Obamacare’s author defends law in Denver
DENVER — Zeke Emanuel, considered one of the architects of Obamacare, touted the law’s benefits here Thursday morning at a forum sponsored by the Denver Post and University of Denver and in an interview with FOX31 Denver.
“We’ve had cost control problems in our healthcare system for 40 years,” Emanuel said during the forum. “Our healthcare system is the fifth biggest economy in the world. Limited access, uneven quality and uncontrolled cost are the three reasons why President Obama committed himself to this cause.”
Emanuel, the older brother of Obama’s first White House Chief of Staff and current Chicago Mayor Rahm Emanuel, said it’s still too soon to assess the impact of the landmark law, some of which has yet to take effect.
“By the end of the decade, by 2020, you are all guaranteed to have a much better healthcare system because of the Affordable Care Act,” he said. “Everybody in America will have access to health coverage.”
On the Individual Mandate
Emanuel also defended and explained the individual mandate, upheld in a 5-4 Supreme Court decision handed down in June, arguing that it’s an essential mechanism in order to force insurers to cover all Americans and to keep premiums low.
“I understand many people don’t sit well with the mandate,” he said. “Americans don’t like to be told what to do. But let’s be real. You cannot prohibit insurance companies from not covering people with preexisting conditions without the mandate. That’s why we fought for it.”
Linda Gorman, a policy analyst at the Independence Institute, a conservative think tank based in Denver, offered a counter-argument against “Obamacare” at the forum.
“I think Obamacare needs to be repealed and replaced,” she said.
Gorman took issue with the individual mandate, which will force all Americans to buy health insurance by 2014, and also with the mandate forcing any business with 50 or more employees to provide healthcare for its workers.
“What gives you the right to say whether I’m a small business and whether I should be forced to pay thousands of dollars for healthcare?” Gorman asked Emanuel. ‘
“This is a very bad deal for business owners. You’re taxing businesses’ capital for investment that they can use to hire more people. If I’m a business with 49 people, I’m not going to hire that 50th person. It’s just a bad deal for job creators.”
Emanuel responded by saying there isn’t a penalty for businesses that don’t offer insurance plans for employees.
“And if a company is 100 people, maybe it’s not a ‘small business’; maybe it’s time they step up and help their employees get coverage.
On financial incentives
Both Emanuel and Gorman believe that changing the incentives that drive behavior in the health care market is important, but they disagree on which incentives should be adjusted.
In Gorman’s view, government should work to give Americans more control over their health care and less dependent on insurance policies and premiums.

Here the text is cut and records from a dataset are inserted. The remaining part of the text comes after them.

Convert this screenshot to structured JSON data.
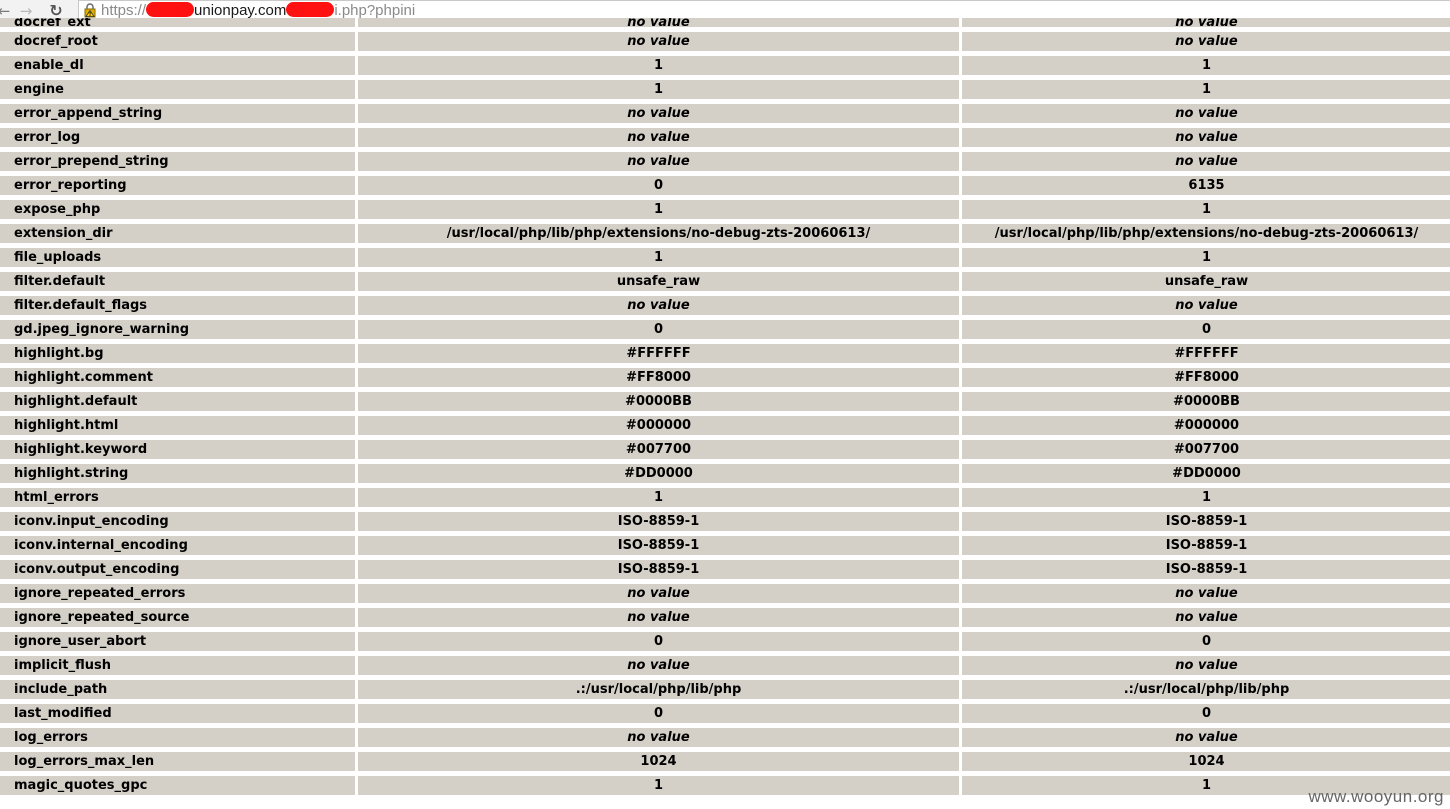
{
  "browser": {
    "url_scheme": "https://",
    "url_host_visible": "unionpay.com",
    "url_path_visible": "i.php?phpini",
    "back_glyph": "←",
    "forward_glyph": "→",
    "reload_glyph": "↻"
  },
  "colors": {
    "row_bg": "#d4d0c8",
    "redaction": "#ff1111"
  },
  "icons": [
    "back-arrow-icon",
    "forward-arrow-icon",
    "reload-icon",
    "warning-lock-icon"
  ],
  "directives": [
    {
      "name": "docref_ext",
      "local": "no value",
      "master": "no value",
      "noval": true
    },
    {
      "name": "docref_root",
      "local": "no value",
      "master": "no value",
      "noval": true
    },
    {
      "name": "enable_dl",
      "local": "1",
      "master": "1"
    },
    {
      "name": "engine",
      "local": "1",
      "master": "1"
    },
    {
      "name": "error_append_string",
      "local": "no value",
      "master": "no value",
      "noval": true
    },
    {
      "name": "error_log",
      "local": "no value",
      "master": "no value",
      "noval": true
    },
    {
      "name": "error_prepend_string",
      "local": "no value",
      "master": "no value",
      "noval": true
    },
    {
      "name": "error_reporting",
      "local": "0",
      "master": "6135"
    },
    {
      "name": "expose_php",
      "local": "1",
      "master": "1"
    },
    {
      "name": "extension_dir",
      "local": "/usr/local/php/lib/php/extensions/no-debug-zts-20060613/",
      "master": "/usr/local/php/lib/php/extensions/no-debug-zts-20060613/"
    },
    {
      "name": "file_uploads",
      "local": "1",
      "master": "1"
    },
    {
      "name": "filter.default",
      "local": "unsafe_raw",
      "master": "unsafe_raw"
    },
    {
      "name": "filter.default_flags",
      "local": "no value",
      "master": "no value",
      "noval": true
    },
    {
      "name": "gd.jpeg_ignore_warning",
      "local": "0",
      "master": "0"
    },
    {
      "name": "highlight.bg",
      "local": "#FFFFFF",
      "master": "#FFFFFF"
    },
    {
      "name": "highlight.comment",
      "local": "#FF8000",
      "master": "#FF8000"
    },
    {
      "name": "highlight.default",
      "local": "#0000BB",
      "master": "#0000BB"
    },
    {
      "name": "highlight.html",
      "local": "#000000",
      "master": "#000000"
    },
    {
      "name": "highlight.keyword",
      "local": "#007700",
      "master": "#007700"
    },
    {
      "name": "highlight.string",
      "local": "#DD0000",
      "master": "#DD0000"
    },
    {
      "name": "html_errors",
      "local": "1",
      "master": "1"
    },
    {
      "name": "iconv.input_encoding",
      "local": "ISO-8859-1",
      "master": "ISO-8859-1"
    },
    {
      "name": "iconv.internal_encoding",
      "local": "ISO-8859-1",
      "master": "ISO-8859-1"
    },
    {
      "name": "iconv.output_encoding",
      "local": "ISO-8859-1",
      "master": "ISO-8859-1"
    },
    {
      "name": "ignore_repeated_errors",
      "local": "no value",
      "master": "no value",
      "noval": true
    },
    {
      "name": "ignore_repeated_source",
      "local": "no value",
      "master": "no value",
      "noval": true
    },
    {
      "name": "ignore_user_abort",
      "local": "0",
      "master": "0"
    },
    {
      "name": "implicit_flush",
      "local": "no value",
      "master": "no value",
      "noval": true
    },
    {
      "name": "include_path",
      "local": ".:/usr/local/php/lib/php",
      "master": ".:/usr/local/php/lib/php"
    },
    {
      "name": "last_modified",
      "local": "0",
      "master": "0"
    },
    {
      "name": "log_errors",
      "local": "no value",
      "master": "no value",
      "noval": true
    },
    {
      "name": "log_errors_max_len",
      "local": "1024",
      "master": "1024"
    },
    {
      "name": "magic_quotes_gpc",
      "local": "1",
      "master": "1"
    }
  ],
  "watermark": "www.wooyun.org"
}
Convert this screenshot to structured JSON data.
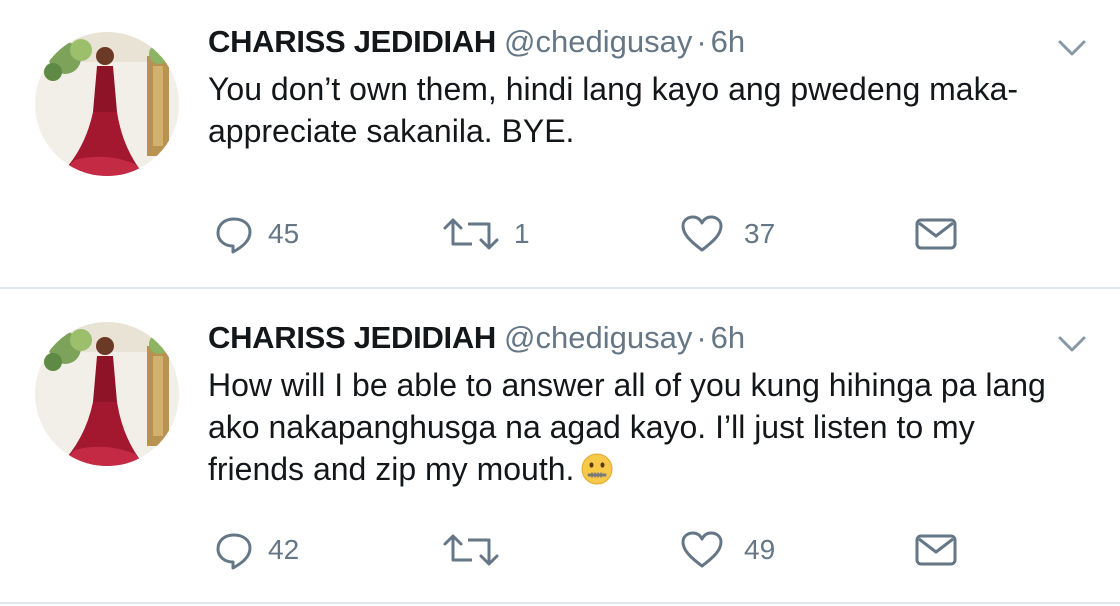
{
  "tweets": [
    {
      "name": "CHARISS JEDIDIAH",
      "handle": "@chedigusay",
      "separator": "·",
      "time": "6h",
      "text": "You don’t own them, hindi lang kayo ang pwedeng maka-appreciate sakanila. BYE.",
      "emoji": "",
      "replies": "45",
      "retweets": "1",
      "likes": "37"
    },
    {
      "name": "CHARISS JEDIDIAH",
      "handle": "@chedigusay",
      "separator": "·",
      "time": "6h",
      "text": "How will I be able to answer all of you kung hihinga pa lang ako nakapanghusga na agad kayo. I’ll just listen to my friends and zip my mouth.",
      "emoji": "🤐",
      "replies": "42",
      "retweets": "",
      "likes": "49"
    }
  ],
  "icons": {
    "reply": "reply-icon",
    "retweet": "retweet-icon",
    "like": "heart-icon",
    "dm": "envelope-icon",
    "menu": "chevron-down-icon"
  },
  "colors": {
    "text": "#14171a",
    "secondary": "#657786",
    "divider": "#e1e8ed"
  }
}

“If you make Medicare look more Iike a private healthcare plan, people will find more reasons to cut costs,” Gorman said. “You have to change the incentives and make consumers more likely to be smarter with their healthcare dollars.
“If you let people put as much of their own money in as possible, they spend their money more wisely.”

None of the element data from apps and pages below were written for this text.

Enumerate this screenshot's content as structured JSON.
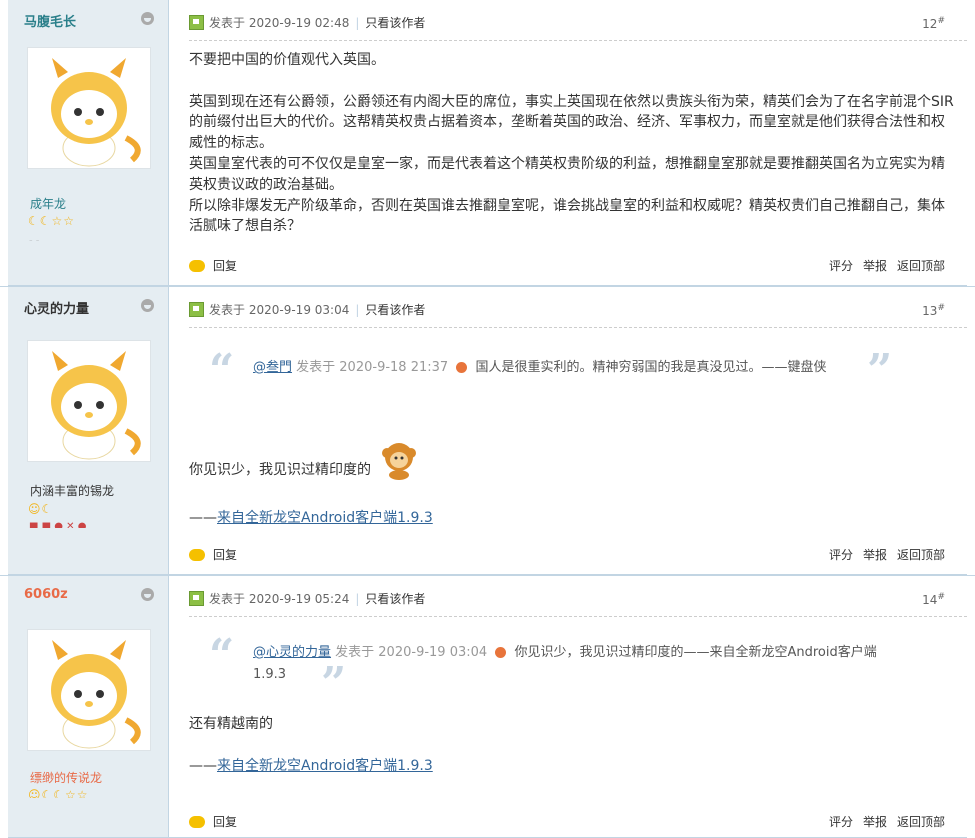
{
  "posts": [
    {
      "username": "马腹毛长",
      "rank": "成年龙",
      "rank_stars": "☾☾☆☆",
      "posted_label": "发表于",
      "datetime": "2020-9-19 02:48",
      "only_author": "只看该作者",
      "floor": "12",
      "floor_mark": "#",
      "content": [
        "不要把中国的价值观代入英国。",
        "",
        "英国到现在还有公爵领，公爵领还有内阁大臣的席位，事实上英国现在依然以贵族头衔为荣，精英们会为了在名字前混个SIR的前缀付出巨大的代价。这帮精英权贵占据着资本，垄断着英国的政治、经济、军事权力，而皇室就是他们获得合法性和权威性的标志。",
        "英国皇室代表的可不仅仅是皇室一家，而是代表着这个精英权贵阶级的利益，想推翻皇室那就是要推翻英国名为立宪实为精英权贵议政的政治基础。",
        "所以除非爆发无产阶级革命，否则在英国谁去推翻皇室呢，谁会挑战皇室的利益和权威呢？精英权贵们自己推翻自己，集体活腻味了想自杀？"
      ],
      "reply": "回复",
      "rate": "评分",
      "report": "举报",
      "top": "返回顶部"
    },
    {
      "username": "心灵的力量",
      "rank": "内涵丰富的锡龙",
      "rank_stars": "☺☾",
      "posted_label": "发表于",
      "datetime": "2020-9-19 03:04",
      "only_author": "只看该作者",
      "floor": "13",
      "floor_mark": "#",
      "quote_user": "@叁門",
      "quote_posted": "发表于 2020-9-18 21:37",
      "quote_text": "国人是很重实利的。精神穷弱国的我是真没见过。——键盘侠",
      "body": "你见识少，我见识过精印度的",
      "signature_prefix": "——",
      "signature_link": "来自全新龙空Android客户端1.9.3",
      "reply": "回复",
      "rate": "评分",
      "report": "举报",
      "top": "返回顶部"
    },
    {
      "username": "6060z",
      "rank": "缥缈的传说龙",
      "rank_stars": "☺☾☾☆☆",
      "posted_label": "发表于",
      "datetime": "2020-9-19 05:24",
      "only_author": "只看该作者",
      "floor": "14",
      "floor_mark": "#",
      "quote_user": "@心灵的力量",
      "quote_posted": "发表于 2020-9-19 03:04",
      "quote_text": "你见识少，我见识过精印度的——来自全新龙空Android客户端1.9.3",
      "body": "还有精越南的",
      "signature_prefix": "——",
      "signature_link": "来自全新龙空Android客户端1.9.3",
      "reply": "回复",
      "rate": "评分",
      "report": "举报",
      "top": "返回顶部"
    }
  ],
  "colors": {
    "sidebar_bg": "#e5edf2",
    "border": "#c2d5e3",
    "link": "#336699",
    "rank3": "#e86a47"
  },
  "icons": {
    "avatar": "dragon-cartoon-avatar",
    "online": "user-online-icon",
    "reply": "reply-bubble-icon",
    "quote": "quote-mark-icon",
    "emoticon": "monkey-emoticon"
  }
}
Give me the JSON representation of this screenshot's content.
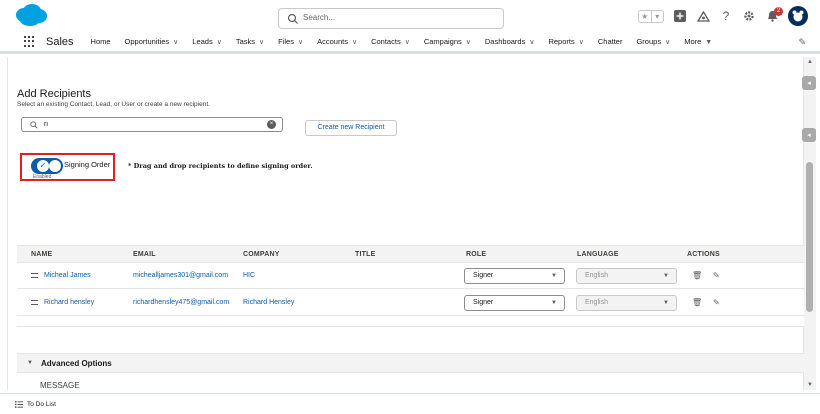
{
  "header": {
    "search_placeholder": "Search...",
    "notification_count": "2",
    "icons": [
      "favorites-star-icon",
      "favorites-list-icon",
      "global-actions-icon",
      "trailhead-icon",
      "help-icon",
      "setup-gear-icon",
      "notifications-bell-icon",
      "user-avatar-icon"
    ]
  },
  "nav": {
    "app_name": "Sales",
    "items": [
      "Home",
      "Opportunities",
      "Leads",
      "Tasks",
      "Files",
      "Accounts",
      "Contacts",
      "Campaigns",
      "Dashboards",
      "Reports",
      "Chatter",
      "Groups",
      "More"
    ]
  },
  "recipients": {
    "title": "Add Recipients",
    "subtitle": "Select an existing Contact, Lead, or User or create a new recipient.",
    "search_value": "ri",
    "create_button": "Create new Recipient",
    "signing_order_label": "Signing Order",
    "signing_order_state": "Enabled",
    "drag_note": "* Drag and drop recipients to define signing order."
  },
  "table": {
    "headers": [
      "NAME",
      "EMAIL",
      "COMPANY",
      "TITLE",
      "ROLE",
      "LANGUAGE",
      "ACTIONS"
    ],
    "rows": [
      {
        "name": "Micheal James",
        "email": "michealljames301@gmail.com",
        "company": "HIC",
        "title": "",
        "role": "Signer",
        "language": "English"
      },
      {
        "name": "Richard hensley",
        "email": "richardhensley475@gmail.com",
        "company": "Richard Hensley",
        "title": "",
        "role": "Signer",
        "language": "English"
      }
    ]
  },
  "advanced": {
    "label": "Advanced Options",
    "message_label": "MESSAGE"
  },
  "footer": {
    "todo_label": "To Do List"
  },
  "colors": {
    "brand_blue": "#0b5cab",
    "salesforce_cloud": "#00a1e0",
    "highlight_red": "#e0201e"
  }
}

She argued that limits on what insurance companies can charge and forcing most health care to be delivered through insurance programs drives up costs overall.
“We don’t know how much healthcare people need. Why are we spending a bunch of money on health and wellness programs when we don’t know if they work? You should let people decide how much care they need, not force everyone to buy employer plans that are larded up with things we don’t need.”
Emanuel agrees that changing incentives for consumers is important, but that changing incentives for hospitals and doctors providing care is paramount.
“Right now, hospitals have incentive to do more treatments and more expensive treatments,” he said. “Unless we change that, were not going to change what we do. With the Affordable Care Act, we are incentivizing them to change how they care for people so the don’t just wait for people to get sick before they care for them.
“Spending in the healthcare market is uneven. Fifty percent of the population, healthy people, account for just three percent of the cost of healthcare. We need to focus on the ten percent of the population who are sick and to incentivize doctors to treat them earlier, before they get sick.”
On healthcare exchanges
Emanuel argued that state-based healthcare exchanges, online marketplaces where consumers will be able to compare policies and rates starting in 2014, will offer consumers the kinds of options Gorman argues they deserve.
“The purpose of the exchange is to provide individuals with a wide variety of plans at different levels and to give them subsidies to be able to afford it,” Emanuel said. “It is a very market-friendly, efficient place to get coverage.”